= Beginning of Section =

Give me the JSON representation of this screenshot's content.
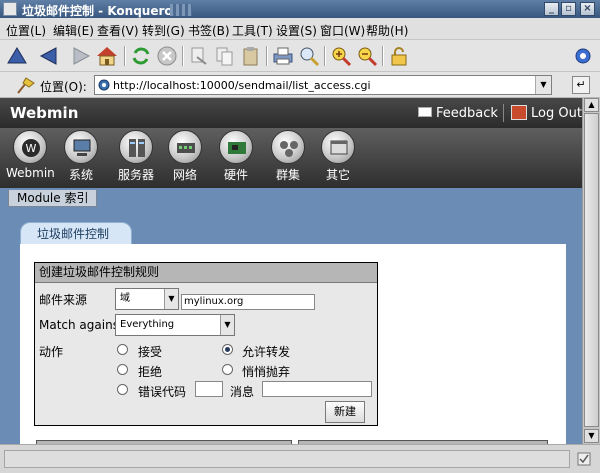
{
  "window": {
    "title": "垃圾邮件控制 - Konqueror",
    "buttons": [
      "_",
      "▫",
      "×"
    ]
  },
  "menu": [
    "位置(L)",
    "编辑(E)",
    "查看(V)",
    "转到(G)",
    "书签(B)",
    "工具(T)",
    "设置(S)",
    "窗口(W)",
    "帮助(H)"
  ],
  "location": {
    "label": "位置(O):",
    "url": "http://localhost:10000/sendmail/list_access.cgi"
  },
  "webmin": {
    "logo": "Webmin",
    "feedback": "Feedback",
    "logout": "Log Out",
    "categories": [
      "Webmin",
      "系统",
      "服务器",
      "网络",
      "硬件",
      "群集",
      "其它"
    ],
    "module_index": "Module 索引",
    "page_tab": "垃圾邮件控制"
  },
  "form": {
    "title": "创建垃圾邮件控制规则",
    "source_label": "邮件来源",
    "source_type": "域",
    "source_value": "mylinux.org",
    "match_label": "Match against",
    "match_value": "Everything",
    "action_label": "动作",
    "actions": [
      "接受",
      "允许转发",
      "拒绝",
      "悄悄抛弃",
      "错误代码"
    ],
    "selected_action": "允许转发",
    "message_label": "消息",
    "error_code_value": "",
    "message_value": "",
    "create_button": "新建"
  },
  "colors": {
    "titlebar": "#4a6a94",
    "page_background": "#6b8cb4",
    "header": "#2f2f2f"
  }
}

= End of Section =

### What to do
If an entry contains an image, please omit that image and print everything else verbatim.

### Task solution
Give me the JSON representation of this screenshot's content.
{
  "window": {
    "title": "垃圾邮件控制 - Konqueror",
    "buttons": [
      "_",
      "▫",
      "×"
    ]
  },
  "menu": [
    "位置(L)",
    "编辑(E)",
    "查看(V)",
    "转到(G)",
    "书签(B)",
    "工具(T)",
    "设置(S)",
    "窗口(W)",
    "帮助(H)"
  ],
  "location": {
    "label": "位置(O):",
    "url": "http://localhost:10000/sendmail/list_access.cgi"
  },
  "webmin": {
    "logo": "Webmin",
    "feedback": "Feedback",
    "logout": "Log Out",
    "categories": [
      "Webmin",
      "系统",
      "服务器",
      "网络",
      "硬件",
      "群集",
      "其它"
    ],
    "module_index": "Module 索引",
    "page_tab": "垃圾邮件控制"
  },
  "form": {
    "title": "创建垃圾邮件控制规则",
    "source_label": "邮件来源",
    "source_type": "域",
    "source_value": "mylinux.org",
    "match_label": "Match against",
    "match_value": "Everything",
    "action_label": "动作",
    "actions": [
      "接受",
      "允许转发",
      "拒绝",
      "悄悄抛弃",
      "错误代码"
    ],
    "selected_action": "允许转发",
    "message_label": "消息",
    "error_code_value": "",
    "message_value": "",
    "create_button": "新建"
  },
  "colors": {
    "titlebar": "#4a6a94",
    "page_background": "#6b8cb4",
    "header": "#2f2f2f"
  }
}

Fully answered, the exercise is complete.